• **Task material**
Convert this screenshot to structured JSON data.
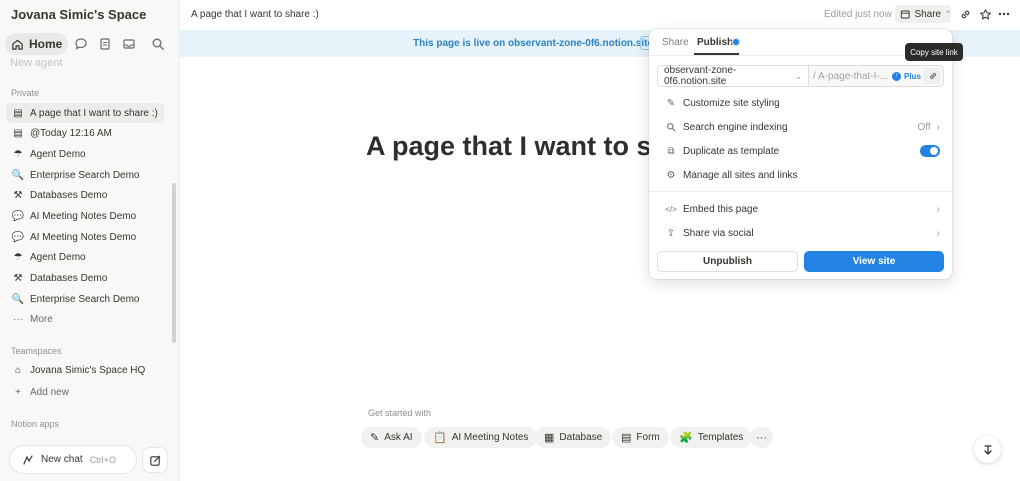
{
  "sidebar": {
    "workspace_title": "Jovana Simic's Space",
    "home_label": "Home",
    "ghost_row": "New agent",
    "private_label": "Private",
    "private_items": [
      {
        "icon": "page-icon",
        "glyph": "▤",
        "label": "A page that I want to share :)",
        "active": true
      },
      {
        "icon": "page-icon",
        "glyph": "▤",
        "label": "@Today 12:16 AM"
      },
      {
        "icon": "umbrella-icon",
        "glyph": "☂",
        "label": "Agent Demo"
      },
      {
        "icon": "magnifier-icon",
        "glyph": "🔍",
        "label": "Enterprise Search Demo"
      },
      {
        "icon": "tools-icon",
        "glyph": "⚒",
        "label": "Databases Demo"
      },
      {
        "icon": "speech-bubble-icon",
        "glyph": "💬",
        "label": "AI Meeting Notes Demo"
      },
      {
        "icon": "speech-bubble-icon",
        "glyph": "💬",
        "label": "AI Meeting Notes Demo"
      },
      {
        "icon": "umbrella-icon",
        "glyph": "☂",
        "label": "Agent Demo"
      },
      {
        "icon": "tools-icon",
        "glyph": "⚒",
        "label": "Databases Demo"
      },
      {
        "icon": "magnifier-icon",
        "glyph": "🔍",
        "label": "Enterprise Search Demo"
      },
      {
        "icon": "more-dots-icon",
        "glyph": "···",
        "label": "More"
      }
    ],
    "teamspaces_label": "Teamspaces",
    "teamspace_item": "Jovana Simic's Space HQ",
    "add_new_label": "Add new",
    "notion_apps_label": "Notion apps",
    "new_chat_label": "New chat",
    "new_chat_shortcut": "Ctrl+O"
  },
  "topbar": {
    "breadcrumb": "A page that I want to share :)",
    "edited": "Edited just now",
    "share_label": "Share"
  },
  "banner": {
    "text": "This page is live on observant-zone-0f6.notion.site"
  },
  "page": {
    "title": "A page that I want to share :)",
    "get_started": "Get started with",
    "chips": [
      {
        "icon": "ai-icon",
        "glyph": "✎",
        "label": "Ask AI"
      },
      {
        "icon": "clipboard-icon",
        "glyph": "📋",
        "label": "AI Meeting Notes"
      },
      {
        "icon": "table-icon",
        "glyph": "▦",
        "label": "Database"
      },
      {
        "icon": "form-icon",
        "glyph": "▤",
        "label": "Form"
      },
      {
        "icon": "templates-icon",
        "glyph": "🧩",
        "label": "Templates"
      },
      {
        "icon": "more-icon",
        "glyph": "···",
        "label": ""
      }
    ]
  },
  "popover": {
    "tab_share": "Share",
    "tab_publish": "Publish",
    "domain": "observant-zone-0f6.notion.site",
    "path": "/ A-page-that-I-...",
    "plus_label": "Plus",
    "rows": [
      {
        "icon": "brush-icon",
        "label": "Customize site styling"
      },
      {
        "icon": "search-icon",
        "label": "Search engine indexing",
        "value": "Off"
      },
      {
        "icon": "duplicate-icon",
        "label": "Duplicate as template"
      },
      {
        "icon": "gear-icon",
        "label": "Manage all sites and links"
      },
      {
        "icon": "code-icon",
        "label": "Embed this page"
      },
      {
        "icon": "share-out-icon",
        "label": "Share via social"
      }
    ],
    "unpublish_label": "Unpublish",
    "view_site_label": "View site",
    "duplicate_template_enabled": true
  },
  "tooltip": {
    "text": "Copy site link"
  },
  "colors": {
    "accent": "#2383e2",
    "banner_bg": "#e7f3fa",
    "sidebar_bg": "#f8f8f7"
  }
}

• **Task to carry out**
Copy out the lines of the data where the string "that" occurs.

• **Task output**
        "label": "A page that I want to share :)",
    "breadcrumb": "A page that I want to share :)",
    "title": "A page that I want to share :)",
    "path": "/ A-page-that-I-...",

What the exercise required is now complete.